Management said that the company was experiencing price increases in oil, glass and plastic, but that all major commodities were secure for 2006.
Cadbury has recently shown its growth strategy through investments in production facilities in Poland, a gum innovation centre in the US and only yesterday raising its stake in its Nigerian confectionery business.
Cadbury Schweppes results by region
Cadbury's Americas confectionery business had sales of £1.2bn in 2005, up 13 per cent.
Operating profit was £172m, an increase of 21 per cent on the 2004.
Management said that growth was driven by the five power brands in the region, Trident, Dentyne, Halls, Cadbury and the Bubbas, which account for 70 per cent of sales.
In the US, gum was responsible for sales growth of 11 per cent, with new product line extensions being launched.
The Americas region's emerging markets also increased sales, up 10 per cent in Mexico and 15 per cent in Brazil.
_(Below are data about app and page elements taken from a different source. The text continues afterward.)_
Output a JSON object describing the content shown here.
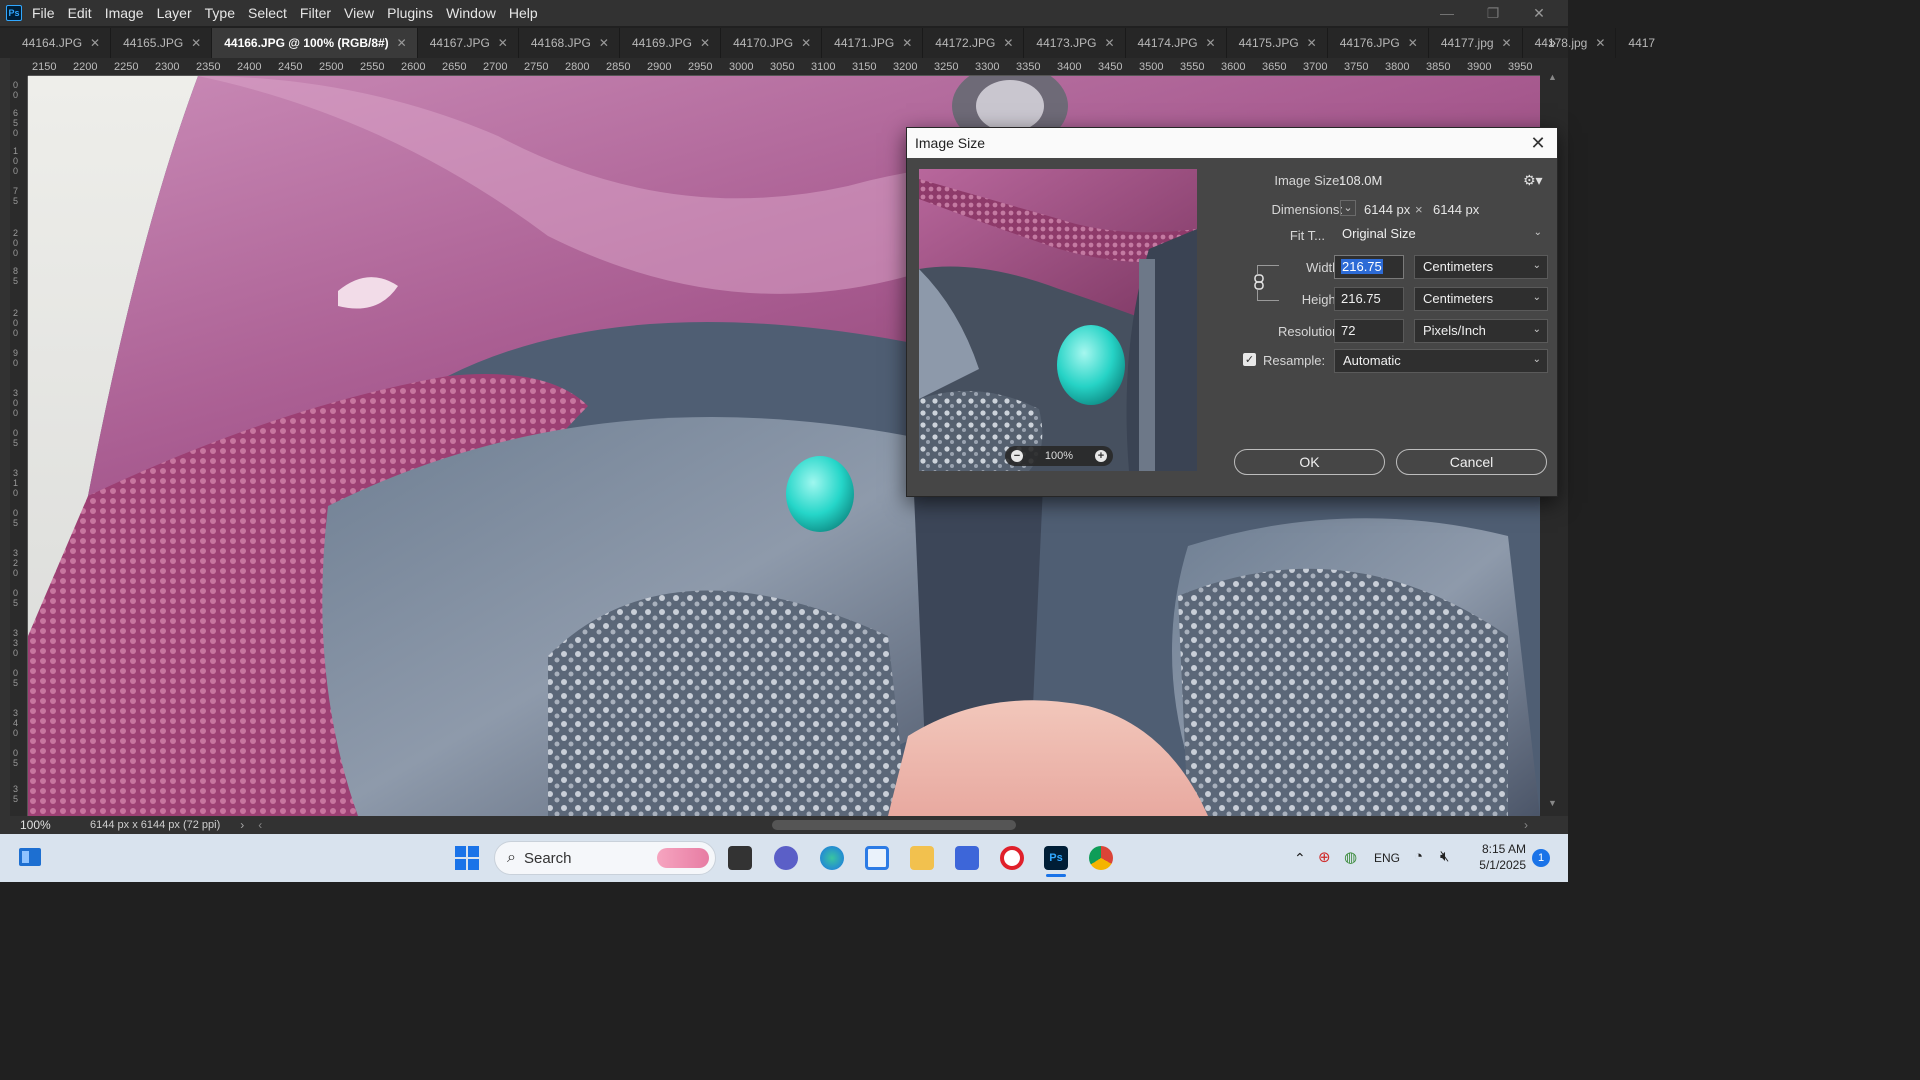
{
  "menubar": {
    "logo": "Ps",
    "items": [
      "File",
      "Edit",
      "Image",
      "Layer",
      "Type",
      "Select",
      "Filter",
      "View",
      "Plugins",
      "Window",
      "Help"
    ]
  },
  "tabs": [
    {
      "label": "44164.JPG",
      "active": false
    },
    {
      "label": "44165.JPG",
      "active": false
    },
    {
      "label": "44166.JPG @ 100% (RGB/8#)",
      "active": true
    },
    {
      "label": "44167.JPG",
      "active": false
    },
    {
      "label": "44168.JPG",
      "active": false
    },
    {
      "label": "44169.JPG",
      "active": false
    },
    {
      "label": "44170.JPG",
      "active": false
    },
    {
      "label": "44171.JPG",
      "active": false
    },
    {
      "label": "44172.JPG",
      "active": false
    },
    {
      "label": "44173.JPG",
      "active": false
    },
    {
      "label": "44174.JPG",
      "active": false
    },
    {
      "label": "44175.JPG",
      "active": false
    },
    {
      "label": "44176.JPG",
      "active": false
    },
    {
      "label": "44177.jpg",
      "active": false
    },
    {
      "label": "44178.jpg",
      "active": false
    },
    {
      "label": "4417",
      "active": false
    }
  ],
  "ruler": {
    "ticks": [
      "2150",
      "2200",
      "2250",
      "2300",
      "2350",
      "2400",
      "2450",
      "2500",
      "2550",
      "2600",
      "2650",
      "2700",
      "2750",
      "2800",
      "2850",
      "2900",
      "2950",
      "3000",
      "3050",
      "3100",
      "3150",
      "3200",
      "3250",
      "3300",
      "3350",
      "3400",
      "3450",
      "3500",
      "3550",
      "3600",
      "3650",
      "3700",
      "3750",
      "3800",
      "3850",
      "3900",
      "3950"
    ]
  },
  "status": {
    "zoom": "100%",
    "doc_info": "6144 px x 6144 px (72 ppi)"
  },
  "dialog": {
    "title": "Image Size",
    "preview_zoom": "100%",
    "image_size_label": "Image Size:",
    "image_size_value": "108.0M",
    "dimensions_label": "Dimensions:",
    "dim_width": "6144 px",
    "dim_times": "×",
    "dim_height": "6144 px",
    "fit_label": "Fit T...",
    "fit_value": "Original Size",
    "width_label": "Width:",
    "width_value": "216.75",
    "width_unit": "Centimeters",
    "height_label": "Height:",
    "height_value": "216.75",
    "height_unit": "Centimeters",
    "resolution_label": "Resolution:",
    "resolution_value": "72",
    "resolution_unit": "Pixels/Inch",
    "resample_label": "Resample:",
    "resample_checked": true,
    "resample_value": "Automatic",
    "ok_label": "OK",
    "cancel_label": "Cancel"
  },
  "taskbar": {
    "search_label": "Search",
    "lang": "ENG",
    "time": "8:15 AM",
    "date": "5/1/2025",
    "notification_count": "1"
  },
  "colors": {
    "accent": "#2d6bd6",
    "photoshop_blue": "#31a8ff",
    "dialog_bg": "#464646"
  }
}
In the Europe, Middle East and Africa region there was a sales increase of four per cent.
Confectionery sales in Africa and Russia grew by a total of 11 per cent.
In Western Europe the company focused on gum and sugar confectionery.
Management reported that Cadbury grew its market share in gum in most countries thanks to new products.
Sales of Hall's in Russia were up 52 per cent.
The company has indicated that premium chocolate in the UK is a big area for potential development.
Management said during the results press conference that it had established a twofold strategy to initiate growth in the UK premium market.
As well as acquisitions, such as the purchase of Green and Blacks, Cadbury will seek to further its attempts at giving existing Cadbury brands premium appeal.
Sales in Asia Pacific last year furthermore showed signs that the development of emerging markets was important for the company.
Revenues for the region in 2005 totaled £1.2bn, an increase of 11 per cent.
Operating profit was £157m, up 19 per cent over last year.
New product launches increased sales in Australia and New Zealand by seven per cent.
Of the region's emerging markets India had the biggest sales growth, with increases of 14 per cent, giving Cadbury a 70 per cent market share.
In Thailand sugar-free gum helped Cadbury gain a 59 per cent market share.
The launch of Dentyne in Malaysia gave the confectioner a 17 per cent market share.
In China Cadbury re-launched its Dairy Milk range giving the company an 11 per cent increase in sales.
The company now holds a 20 per cent share of the Chinese market.